While Nintendo showed off the Wii U and a horde of games for it and Microsoft revealed Smartglass, Sony was much less forthcoming with hardware updates. In fact, with the recent release of the Vita, the company has already put out its major hardware and has no need or intention of doing otherwise. The Playstation 3 is still in its 6th year (of Sony’s purported 10 year cycle), but what they did show may prove to be the most important bit of hardware news at the show.

And it has almost nothing to do with gaming.

Wonderbook is a physical book, generally 10-20 pages long, that has no words or pictures. In fact, it only looks like a book; it actually more closely resembles a giant children’s book made of reinforced cardboard. You know, so it can survive a teething infant and not cause papercut tongues. And each of the pages, instead of words, uses a pictogram that acts solely as a bar code, and looks very much like today’s QR codes.

Alone, any Wonderbook is useless. Like any bar code, it requires special equipment and software to read. QR codes require a camera, and since this is Sony, that means the Playstation Eye (though the Senior Producer on Wonderbook said that any modern webcam can read Wonderbooks accurately) and the game associated with the book in question. That second bit is the big deal.

Because the books themselves are just a bunch of codes, there’s no reason users can’t make their own. In fact, Senior Produce Mike Rouse with Sony Computer Entertainment Europe told me explicitly that there’s no need for the physical books, the thick cardboard pages, at all. Users can print up just one of the two page pairs and the game’s robust software will know exactly what you’re looking at and display it on the TV.

And display it the PS3 does. The “joy” of Wonderbook is how it brings boring old books to life. Sure, it only does it in the virtual world of the PS3, visible only on the TV screen, but until Sony figures out how to make holograms, the magic will have to take place on screen. In theory, so long as you have the software and a decent webcam any computer will work. More importantly, because anyone can print up codes for themselves, in theory you can become your own publisher if you can code the books, print them up, and develop the software.

Right now, there’s only one book available, and that’s the Book of Spells, a Harry Potter magic book meant to teach kids how to cast magic from the books and films. I’m not particular to the Harry Potter series, but how the Wonderbook functions is sound in practice. I waved a wand around using the Move controller, but Move isn’t required. Players can use their hands, legs, whole bodies, or whatever the book/game in question requires.

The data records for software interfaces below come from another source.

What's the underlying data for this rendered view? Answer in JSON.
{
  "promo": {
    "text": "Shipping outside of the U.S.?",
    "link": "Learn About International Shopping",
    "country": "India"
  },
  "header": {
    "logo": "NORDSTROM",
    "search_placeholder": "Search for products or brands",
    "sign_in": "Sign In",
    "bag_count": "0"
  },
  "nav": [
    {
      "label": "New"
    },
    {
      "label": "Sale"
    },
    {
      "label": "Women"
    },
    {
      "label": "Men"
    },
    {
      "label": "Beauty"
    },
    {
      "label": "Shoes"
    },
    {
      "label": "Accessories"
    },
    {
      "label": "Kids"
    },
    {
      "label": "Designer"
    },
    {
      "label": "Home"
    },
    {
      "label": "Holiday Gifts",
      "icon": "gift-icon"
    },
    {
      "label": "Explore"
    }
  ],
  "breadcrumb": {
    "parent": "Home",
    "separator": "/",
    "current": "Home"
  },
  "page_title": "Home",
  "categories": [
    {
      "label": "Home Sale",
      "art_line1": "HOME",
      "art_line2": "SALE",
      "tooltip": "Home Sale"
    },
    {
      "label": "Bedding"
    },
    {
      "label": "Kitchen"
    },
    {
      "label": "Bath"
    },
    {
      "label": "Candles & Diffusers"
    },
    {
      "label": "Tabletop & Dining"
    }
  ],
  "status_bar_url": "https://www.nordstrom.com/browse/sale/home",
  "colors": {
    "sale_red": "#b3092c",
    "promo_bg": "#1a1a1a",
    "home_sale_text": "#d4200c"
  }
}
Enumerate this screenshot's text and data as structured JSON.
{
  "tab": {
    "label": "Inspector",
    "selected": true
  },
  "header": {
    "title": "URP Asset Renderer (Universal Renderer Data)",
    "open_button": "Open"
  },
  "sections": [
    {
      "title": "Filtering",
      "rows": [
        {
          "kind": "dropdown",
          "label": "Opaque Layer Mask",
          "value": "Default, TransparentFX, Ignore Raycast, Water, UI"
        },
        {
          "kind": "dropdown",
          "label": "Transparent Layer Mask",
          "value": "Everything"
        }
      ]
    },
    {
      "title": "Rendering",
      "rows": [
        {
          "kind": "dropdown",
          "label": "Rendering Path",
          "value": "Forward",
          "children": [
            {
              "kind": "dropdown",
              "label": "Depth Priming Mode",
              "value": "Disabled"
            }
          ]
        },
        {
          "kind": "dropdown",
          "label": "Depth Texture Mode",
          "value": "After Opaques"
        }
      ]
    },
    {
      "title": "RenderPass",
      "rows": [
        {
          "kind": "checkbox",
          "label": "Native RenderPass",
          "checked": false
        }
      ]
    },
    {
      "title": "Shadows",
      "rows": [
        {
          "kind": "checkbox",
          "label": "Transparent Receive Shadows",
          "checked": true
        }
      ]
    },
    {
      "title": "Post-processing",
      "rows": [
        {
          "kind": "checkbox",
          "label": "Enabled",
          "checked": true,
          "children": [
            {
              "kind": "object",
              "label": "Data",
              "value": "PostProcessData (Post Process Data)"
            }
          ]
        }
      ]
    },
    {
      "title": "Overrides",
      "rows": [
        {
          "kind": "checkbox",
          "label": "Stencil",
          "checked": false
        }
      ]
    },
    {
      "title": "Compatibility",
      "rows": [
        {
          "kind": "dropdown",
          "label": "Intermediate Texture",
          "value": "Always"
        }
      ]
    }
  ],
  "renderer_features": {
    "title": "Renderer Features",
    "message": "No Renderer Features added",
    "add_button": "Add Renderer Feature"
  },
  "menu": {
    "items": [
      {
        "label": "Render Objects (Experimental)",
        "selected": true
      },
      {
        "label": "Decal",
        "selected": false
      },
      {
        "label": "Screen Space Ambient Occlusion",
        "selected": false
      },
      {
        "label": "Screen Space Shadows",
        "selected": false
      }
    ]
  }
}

The way I see it, with smart developers and if Sony makes the SDK for Wonderbook completely free and open to those developers, we may have an entirely new book revolution on our hands. Much like Amazon and eReaders revitalized the book industry (albeit while simultaneously causing it serious damage), we may find our kids and the next generation with digital-only books, with nothing but QR codes that they put in front of their PS3s and computers. And that future may be here before our kids. It’ll be real interesting if our bookshelves are suddenly filled with books that only a computer can read. What will later generations say when they find the remnants of our strange civilization? At least we’ll have completely digitized and made books interactive before the zombie apocalypse.










James Pikover

 
Spawned in the horrendous heat of a Los Angeles winter, James was born with an incessant need to press buttons. Whether it was the car radio, doorbells on Halloween or lights, James pushed, pressed and prodded every button. No elevator was left unscathed, no building intercom was left un-rung, and no person he’s known has been left un-annoyed.